(To do)
Print all the records exactly as they stand.

++++ Exercise input ++++

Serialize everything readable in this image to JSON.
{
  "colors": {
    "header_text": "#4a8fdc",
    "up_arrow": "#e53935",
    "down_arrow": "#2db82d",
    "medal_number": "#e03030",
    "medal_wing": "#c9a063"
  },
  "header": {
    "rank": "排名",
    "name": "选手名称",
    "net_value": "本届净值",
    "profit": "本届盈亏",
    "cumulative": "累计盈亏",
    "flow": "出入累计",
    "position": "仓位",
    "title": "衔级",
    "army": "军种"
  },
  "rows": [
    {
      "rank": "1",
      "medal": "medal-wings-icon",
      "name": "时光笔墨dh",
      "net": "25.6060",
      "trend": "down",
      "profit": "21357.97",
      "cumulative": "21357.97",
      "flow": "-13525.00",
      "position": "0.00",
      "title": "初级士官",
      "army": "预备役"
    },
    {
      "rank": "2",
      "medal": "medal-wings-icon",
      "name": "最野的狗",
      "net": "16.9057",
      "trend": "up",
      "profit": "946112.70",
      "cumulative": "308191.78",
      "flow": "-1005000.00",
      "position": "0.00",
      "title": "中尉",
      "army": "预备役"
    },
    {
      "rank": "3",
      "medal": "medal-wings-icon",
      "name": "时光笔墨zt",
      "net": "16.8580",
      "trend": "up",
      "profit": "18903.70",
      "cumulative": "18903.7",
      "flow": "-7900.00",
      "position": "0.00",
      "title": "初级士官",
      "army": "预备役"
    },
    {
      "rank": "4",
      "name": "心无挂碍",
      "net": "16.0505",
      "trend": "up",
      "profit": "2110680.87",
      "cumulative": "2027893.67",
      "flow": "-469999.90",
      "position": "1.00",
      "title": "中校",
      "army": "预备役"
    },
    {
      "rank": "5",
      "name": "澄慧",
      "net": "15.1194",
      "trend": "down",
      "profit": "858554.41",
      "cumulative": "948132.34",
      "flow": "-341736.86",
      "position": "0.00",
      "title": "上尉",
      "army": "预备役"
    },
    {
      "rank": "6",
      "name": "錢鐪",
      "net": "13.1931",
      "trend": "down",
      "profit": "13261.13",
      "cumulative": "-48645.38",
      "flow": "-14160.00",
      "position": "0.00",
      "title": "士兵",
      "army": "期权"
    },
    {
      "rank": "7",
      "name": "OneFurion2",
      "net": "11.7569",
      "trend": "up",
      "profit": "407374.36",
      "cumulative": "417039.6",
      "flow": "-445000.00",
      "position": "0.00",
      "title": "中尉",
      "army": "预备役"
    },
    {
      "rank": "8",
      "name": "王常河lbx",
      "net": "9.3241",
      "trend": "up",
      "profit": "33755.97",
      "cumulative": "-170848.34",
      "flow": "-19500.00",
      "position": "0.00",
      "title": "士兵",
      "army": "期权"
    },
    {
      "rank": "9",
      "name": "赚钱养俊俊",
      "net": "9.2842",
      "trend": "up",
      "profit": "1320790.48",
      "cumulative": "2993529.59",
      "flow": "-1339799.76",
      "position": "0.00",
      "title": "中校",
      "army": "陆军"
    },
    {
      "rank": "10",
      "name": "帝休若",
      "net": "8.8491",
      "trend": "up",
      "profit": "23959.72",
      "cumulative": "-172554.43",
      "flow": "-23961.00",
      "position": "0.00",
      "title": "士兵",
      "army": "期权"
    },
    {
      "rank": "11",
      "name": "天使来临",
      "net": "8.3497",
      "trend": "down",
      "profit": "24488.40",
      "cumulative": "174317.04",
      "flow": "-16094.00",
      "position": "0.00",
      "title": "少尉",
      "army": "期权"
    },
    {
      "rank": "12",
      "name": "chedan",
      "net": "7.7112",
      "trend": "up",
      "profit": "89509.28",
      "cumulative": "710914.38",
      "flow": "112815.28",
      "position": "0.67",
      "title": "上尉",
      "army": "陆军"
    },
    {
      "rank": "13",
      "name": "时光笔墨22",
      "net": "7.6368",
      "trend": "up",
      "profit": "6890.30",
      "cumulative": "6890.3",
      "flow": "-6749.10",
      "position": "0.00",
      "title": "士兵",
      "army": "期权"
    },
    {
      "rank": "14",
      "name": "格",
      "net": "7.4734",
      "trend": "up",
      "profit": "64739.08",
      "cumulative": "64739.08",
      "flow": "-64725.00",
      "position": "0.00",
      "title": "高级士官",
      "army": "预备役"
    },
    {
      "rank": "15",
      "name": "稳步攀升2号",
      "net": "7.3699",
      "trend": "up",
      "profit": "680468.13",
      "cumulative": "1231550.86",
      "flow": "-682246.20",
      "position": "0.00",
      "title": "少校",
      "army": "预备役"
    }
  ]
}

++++

(Solved exercise)
Serialize everything readable in this image to JSON.
{
  "colors": {
    "header_text": "#4a8fdc",
    "up_arrow": "#e53935",
    "down_arrow": "#2db82d",
    "medal_number": "#e03030",
    "medal_wing": "#c9a063"
  },
  "header": {
    "rank": "排名",
    "name": "选手名称",
    "net_value": "本届净值",
    "profit": "本届盈亏",
    "cumulative": "累计盈亏",
    "flow": "出入累计",
    "position": "仓位",
    "title": "衔级",
    "army": "军种"
  },
  "rows": [
    {
      "rank": "1",
      "medal": "medal-wings-icon",
      "name": "时光笔墨dh",
      "net": "25.6060",
      "trend": "down",
      "profit": "21357.97",
      "cumulative": "21357.97",
      "flow": "-13525.00",
      "position": "0.00",
      "title": "初级士官",
      "army": "预备役"
    },
    {
      "rank": "2",
      "medal": "medal-wings-icon",
      "name": "最野的狗",
      "net": "16.9057",
      "trend": "up",
      "profit": "946112.70",
      "cumulative": "308191.78",
      "flow": "-1005000.00",
      "position": "0.00",
      "title": "中尉",
      "army": "预备役"
    },
    {
      "rank": "3",
      "medal": "medal-wings-icon",
      "name": "时光笔墨zt",
      "net": "16.8580",
      "trend": "up",
      "profit": "18903.70",
      "cumulative": "18903.7",
      "flow": "-7900.00",
      "position": "0.00",
      "title": "初级士官",
      "army": "预备役"
    },
    {
      "rank": "4",
      "name": "心无挂碍",
      "net": "16.0505",
      "trend": "up",
      "profit": "2110680.87",
      "cumulative": "2027893.67",
      "flow": "-469999.90",
      "position": "1.00",
      "title": "中校",
      "army": "预备役"
    },
    {
      "rank": "5",
      "name": "澄慧",
      "net": "15.1194",
      "trend": "down",
      "profit": "858554.41",
      "cumulative": "948132.34",
      "flow": "-341736.86",
      "position": "0.00",
      "title": "上尉",
      "army": "预备役"
    },
    {
      "rank": "6",
      "name": "錢鐪",
      "net": "13.1931",
      "trend": "down",
      "profit": "13261.13",
      "cumulative": "-48645.38",
      "flow": "-14160.00",
      "position": "0.00",
      "title": "士兵",
      "army": "期权"
    },
    {
      "rank": "7",
      "name": "OneFurion2",
      "net": "11.7569",
      "trend": "up",
      "profit": "407374.36",
      "cumulative": "417039.6",
      "flow": "-445000.00",
      "position": "0.00",
      "title": "中尉",
      "army": "预备役"
    },
    {
      "rank": "8",
      "name": "王常河lbx",
      "net": "9.3241",
      "trend": "up",
      "profit": "33755.97",
      "cumulative": "-170848.34",
      "flow": "-19500.00",
      "position": "0.00",
      "title": "士兵",
      "army": "期权"
    },
    {
      "rank": "9",
      "name": "赚钱养俊俊",
      "net": "9.2842",
      "trend": "up",
      "profit": "1320790.48",
      "cumulative": "2993529.59",
      "flow": "-1339799.76",
      "position": "0.00",
      "title": "中校",
      "army": "陆军"
    },
    {
      "rank": "10",
      "name": "帝休若",
      "net": "8.8491",
      "trend": "up",
      "profit": "23959.72",
      "cumulative": "-172554.43",
      "flow": "-23961.00",
      "position": "0.00",
      "title": "士兵",
      "army": "期权"
    },
    {
      "rank": "11",
      "name": "天使来临",
      "net": "8.3497",
      "trend": "down",
      "profit": "24488.40",
      "cumulative": "174317.04",
      "flow": "-16094.00",
      "position": "0.00",
      "title": "少尉",
      "army": "期权"
    },
    {
      "rank": "12",
      "name": "chedan",
      "net": "7.7112",
      "trend": "up",
      "profit": "89509.28",
      "cumulative": "710914.38",
      "flow": "112815.28",
      "position": "0.67",
      "title": "上尉",
      "army": "陆军"
    },
    {
      "rank": "13",
      "name": "时光笔墨22",
      "net": "7.6368",
      "trend": "up",
      "profit": "6890.30",
      "cumulative": "6890.3",
      "flow": "-6749.10",
      "position": "0.00",
      "title": "士兵",
      "army": "期权"
    },
    {
      "rank": "14",
      "name": "格",
      "net": "7.4734",
      "trend": "up",
      "profit": "64739.08",
      "cumulative": "64739.08",
      "flow": "-64725.00",
      "position": "0.00",
      "title": "高级士官",
      "army": "预备役"
    },
    {
      "rank": "15",
      "name": "稳步攀升2号",
      "net": "7.3699",
      "trend": "up",
      "profit": "680468.13",
      "cumulative": "1231550.86",
      "flow": "-682246.20",
      "position": "0.00",
      "title": "少校",
      "army": "预备役"
    }
  ]
}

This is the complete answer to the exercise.